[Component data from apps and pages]
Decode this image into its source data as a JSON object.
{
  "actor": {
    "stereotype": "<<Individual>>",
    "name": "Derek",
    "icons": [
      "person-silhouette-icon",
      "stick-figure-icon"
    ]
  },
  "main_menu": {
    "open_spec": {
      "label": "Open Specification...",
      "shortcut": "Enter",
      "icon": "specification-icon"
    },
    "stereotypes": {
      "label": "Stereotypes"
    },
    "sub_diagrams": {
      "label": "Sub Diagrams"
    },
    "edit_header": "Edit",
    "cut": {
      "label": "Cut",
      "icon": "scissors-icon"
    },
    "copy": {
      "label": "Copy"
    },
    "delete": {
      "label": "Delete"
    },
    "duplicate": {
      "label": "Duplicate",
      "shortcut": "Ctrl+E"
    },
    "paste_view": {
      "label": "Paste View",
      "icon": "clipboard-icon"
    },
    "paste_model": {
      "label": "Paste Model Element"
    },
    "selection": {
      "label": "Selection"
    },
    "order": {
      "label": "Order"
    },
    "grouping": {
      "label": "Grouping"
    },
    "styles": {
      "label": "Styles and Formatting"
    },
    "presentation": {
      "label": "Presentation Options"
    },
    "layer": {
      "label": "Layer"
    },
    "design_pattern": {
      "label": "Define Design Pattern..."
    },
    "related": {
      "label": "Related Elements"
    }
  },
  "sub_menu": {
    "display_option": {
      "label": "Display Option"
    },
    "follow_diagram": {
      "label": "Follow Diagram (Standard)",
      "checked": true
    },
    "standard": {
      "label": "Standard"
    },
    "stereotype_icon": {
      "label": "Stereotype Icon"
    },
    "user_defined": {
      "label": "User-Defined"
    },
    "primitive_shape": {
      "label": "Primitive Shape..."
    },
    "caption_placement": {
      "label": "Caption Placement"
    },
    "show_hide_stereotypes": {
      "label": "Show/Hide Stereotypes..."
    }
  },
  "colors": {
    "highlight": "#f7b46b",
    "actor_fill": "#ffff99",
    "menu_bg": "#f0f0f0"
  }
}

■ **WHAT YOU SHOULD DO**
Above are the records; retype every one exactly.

■ **EXERCISE RESULT**
Decode this image into its source data as a JSON object.
{
  "actor": {
    "stereotype": "<<Individual>>",
    "name": "Derek",
    "icons": [
      "person-silhouette-icon",
      "stick-figure-icon"
    ]
  },
  "main_menu": {
    "open_spec": {
      "label": "Open Specification...",
      "shortcut": "Enter",
      "icon": "specification-icon"
    },
    "stereotypes": {
      "label": "Stereotypes"
    },
    "sub_diagrams": {
      "label": "Sub Diagrams"
    },
    "edit_header": "Edit",
    "cut": {
      "label": "Cut",
      "icon": "scissors-icon"
    },
    "copy": {
      "label": "Copy"
    },
    "delete": {
      "label": "Delete"
    },
    "duplicate": {
      "label": "Duplicate",
      "shortcut": "Ctrl+E"
    },
    "paste_view": {
      "label": "Paste View",
      "icon": "clipboard-icon"
    },
    "paste_model": {
      "label": "Paste Model Element"
    },
    "selection": {
      "label": "Selection"
    },
    "order": {
      "label": "Order"
    },
    "grouping": {
      "label": "Grouping"
    },
    "styles": {
      "label": "Styles and Formatting"
    },
    "presentation": {
      "label": "Presentation Options"
    },
    "layer": {
      "label": "Layer"
    },
    "design_pattern": {
      "label": "Define Design Pattern..."
    },
    "related": {
      "label": "Related Elements"
    }
  },
  "sub_menu": {
    "display_option": {
      "label": "Display Option"
    },
    "follow_diagram": {
      "label": "Follow Diagram (Standard)",
      "checked": true
    },
    "standard": {
      "label": "Standard"
    },
    "stereotype_icon": {
      "label": "Stereotype Icon"
    },
    "user_defined": {
      "label": "User-Defined"
    },
    "primitive_shape": {
      "label": "Primitive Shape..."
    },
    "caption_placement": {
      "label": "Caption Placement"
    },
    "show_hide_stereotypes": {
      "label": "Show/Hide Stereotypes..."
    }
  },
  "colors": {
    "highlight": "#f7b46b",
    "actor_fill": "#ffff99",
    "menu_bg": "#f0f0f0"
  }
}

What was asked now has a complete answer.